(Longhorns quarterback Colt McCoy being helped to his feet by two persons who don’t work for newspapers)

Believe it or not, there’s someone out there with even less respect for the Austin American-Statesman’s Kirk Bohls than Gary Cartwright. The former selected Nebraska’s Ndamukong Suh and ‘Bama’s Mark Ingram ahead of UT QB Colt McCoy on his Heisman ballot, an act of non-boosterism reminiscent of Bohl’s 2005 vote for Reggie Bush ahead of Vince Young.
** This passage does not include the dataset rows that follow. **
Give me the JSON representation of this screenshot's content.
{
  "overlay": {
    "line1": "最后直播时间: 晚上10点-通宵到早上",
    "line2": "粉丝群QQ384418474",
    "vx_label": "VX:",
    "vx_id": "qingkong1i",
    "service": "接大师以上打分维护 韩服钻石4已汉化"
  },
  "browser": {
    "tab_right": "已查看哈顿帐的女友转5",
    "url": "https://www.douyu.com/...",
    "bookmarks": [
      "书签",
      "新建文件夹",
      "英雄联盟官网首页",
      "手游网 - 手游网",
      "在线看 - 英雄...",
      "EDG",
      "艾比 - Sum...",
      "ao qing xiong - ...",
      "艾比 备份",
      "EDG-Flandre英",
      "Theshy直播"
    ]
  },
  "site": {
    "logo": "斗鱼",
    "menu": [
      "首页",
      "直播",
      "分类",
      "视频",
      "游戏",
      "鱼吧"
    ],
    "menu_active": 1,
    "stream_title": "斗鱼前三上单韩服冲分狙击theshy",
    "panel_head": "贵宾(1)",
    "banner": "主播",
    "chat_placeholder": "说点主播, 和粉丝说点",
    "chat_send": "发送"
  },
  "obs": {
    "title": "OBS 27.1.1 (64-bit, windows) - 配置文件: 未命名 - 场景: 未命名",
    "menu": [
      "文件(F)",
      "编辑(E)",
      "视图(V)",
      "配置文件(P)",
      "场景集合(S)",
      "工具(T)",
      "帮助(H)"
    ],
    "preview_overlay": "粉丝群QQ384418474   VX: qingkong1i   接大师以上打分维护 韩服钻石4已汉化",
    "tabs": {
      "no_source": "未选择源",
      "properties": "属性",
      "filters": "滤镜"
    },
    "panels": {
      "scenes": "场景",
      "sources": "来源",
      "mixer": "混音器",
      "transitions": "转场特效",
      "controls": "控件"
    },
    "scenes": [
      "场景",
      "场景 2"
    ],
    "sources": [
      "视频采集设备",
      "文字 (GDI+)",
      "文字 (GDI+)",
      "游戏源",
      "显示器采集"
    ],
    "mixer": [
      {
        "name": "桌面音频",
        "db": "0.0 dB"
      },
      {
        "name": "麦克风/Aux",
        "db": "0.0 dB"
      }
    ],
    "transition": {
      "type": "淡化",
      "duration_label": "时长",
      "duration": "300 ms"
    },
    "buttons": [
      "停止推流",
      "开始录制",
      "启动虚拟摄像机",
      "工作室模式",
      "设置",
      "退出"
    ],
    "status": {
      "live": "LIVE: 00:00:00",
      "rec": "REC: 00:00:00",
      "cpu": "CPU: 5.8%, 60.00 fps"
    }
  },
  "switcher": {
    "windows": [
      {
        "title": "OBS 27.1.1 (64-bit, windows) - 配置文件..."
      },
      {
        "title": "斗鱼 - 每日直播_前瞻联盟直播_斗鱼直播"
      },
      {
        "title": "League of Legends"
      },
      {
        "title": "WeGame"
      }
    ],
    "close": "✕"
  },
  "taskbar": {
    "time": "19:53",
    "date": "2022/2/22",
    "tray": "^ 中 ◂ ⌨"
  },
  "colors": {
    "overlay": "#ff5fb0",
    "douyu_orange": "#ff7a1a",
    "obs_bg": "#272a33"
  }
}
Of the resulting 250 emails received by Bohls, co-worker John Kelso writes they were running “about 6-1 in favor of sending him to hell in a handbasket and various other locations.”

One letter writer even called Bohls a “Ding Dong.” Not sure what that means, or what evidence you use to prove someone qualifies as a Ding Dong.

“You are scum and you know it,” one wrote. “I hope your kids get the tar beat out of them and harassed to hell (worse than 2005) because you’re a moron.”

“Unbelievable that you would not support Colt McCoy for the Heisman,” wrote another. “Colt should have won this trophy before and you show no loyalty by not voting for him. You have always dogged the Longhorn coaches and players and seem to find it difficult to find something positive to say.”

Here’s the problem. I suspect a lot of people don’t understand what Bohls’ job is. Bohls’ job is not UT cheerleader. For starters, he wouldn’t look good in the skirt and the pompoms. Second, he is not paid by the University of Texas to cover Longhorn games. He is paid by the Austin American-Statesman.

And he is paid to watch the games, observe what he sees, then come back and tell what he saw and what he thought about it.

On an entirely different tip, Dallas Morning News editor Michael Landauer finds himself under fire for touting McCoy as a finalist for the DMN’s Texan Of The Year Award.

This is what we, on the edtorial board, call “wearing your board hat.” It’s not that I don’t agree with what I wrote, just that I wrote it in our official board voice.

Still, I have to admit, in doing my research for this, I truly respect McCoy. He’s got so many traits that most Aggies admire, including a commitment to community service, a strong faith, a sense of purpose and, of course, incredible talent. I celebrate him as a Texan, even if I rooted against him as a Longhorn.